Throughout the controversy surrounding the hoax, authorities did not identify the nurse. Her identity was released after her death.
Audio of the call posted online suggests a woman spoke briefly to the DJs before she put the call through early Tuesday morning to the ward where the Duchess of Cambridge was being treated for acute morning sickness.
"They were the world's worst accents ever," Greig told listeners Thursday. "We were sure 100 people at least before us would've tried the same thing. ... We were expecting to be hung up on. We didn't even know what to say when we got through."
A tweet from 2Day FM last week after the incident described it as a "hilarious prank."
Off the air, Greig and Christian tweeted about the practical joke on Thursday and earlier Friday, promising "more on the #royalprank." The pair's Twitter accounts were taken down late Friday.
Some listeners applauded the prank, like one who identified himself as Guido on the station's Facebook page and wrote, "It is only a joke people! it was great i love it!!!"
Others were outraged, with negative comments outnumbering positive ones on 2DayFM's Facebook page even before the nurse's death.
"Your stunt was done at a time in this country where there is paranoia about the intrusion of the media into people's lives," Gary Slenders wrote. "I know you will say it is harmless fun, the management of 2DayFM will say that it won't happen again, but this is exactly where the phone hacking scandal started."
The outcry grew exponentially after the hospital confirmed Saldanha's death, leading the Coles supermarket chain to remove all its advertising from 2DayFM.
"This death is on your conscience," reads one Facebook post.
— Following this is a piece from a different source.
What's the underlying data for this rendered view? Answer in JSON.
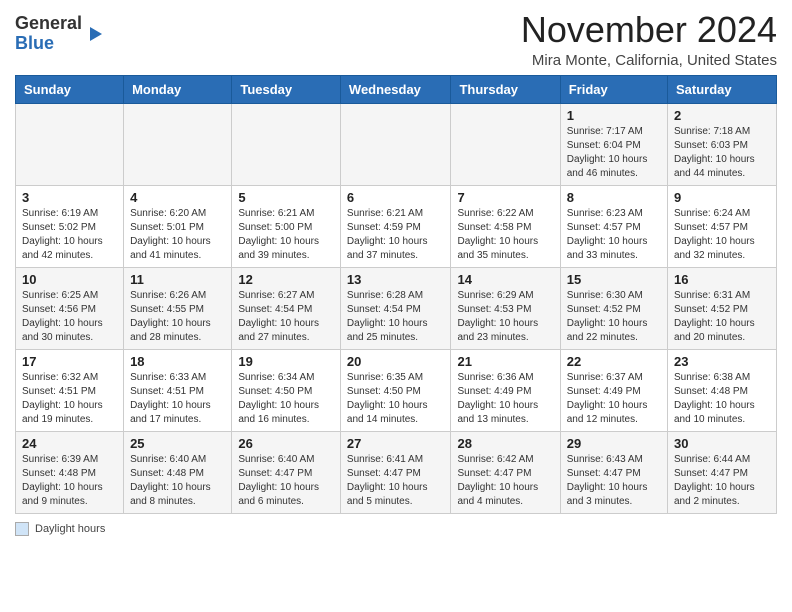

Several accused the two DJs of having "blood on your hands."
Saldanha's family released a statement asking for privacy and directing questions to police. She is survived by her husband and two children.
"We as a family are deeply saddened by the loss of our beloved Jacintha," said the statement, released by police.
Saldanha worked at King Edward VII's Hospital for more than four years, and she was described as an "excellent nurse," well-respected by co-workers, the hospital statement said.
The hospital "had been supporting her throughout this difficult time," it said.
A St. James's Palace spokesman said: "The Duke and Duchess of Cambridge are deeply saddened to learn of the death.
"Their Royal Highnesses were looked after so wonderfully well at all times by everybody at King Edward VII Hospital, and their thoughts and prayers are with Jacintha Saldanha's family, friends and colleagues at this very sad time."
Separately, a palace spokesman told CNN: "At no point did the palace complain to the hospital about the incident. On the contrary, we offered our full and heartfelt support to the nurses involved and hospital staff at all times."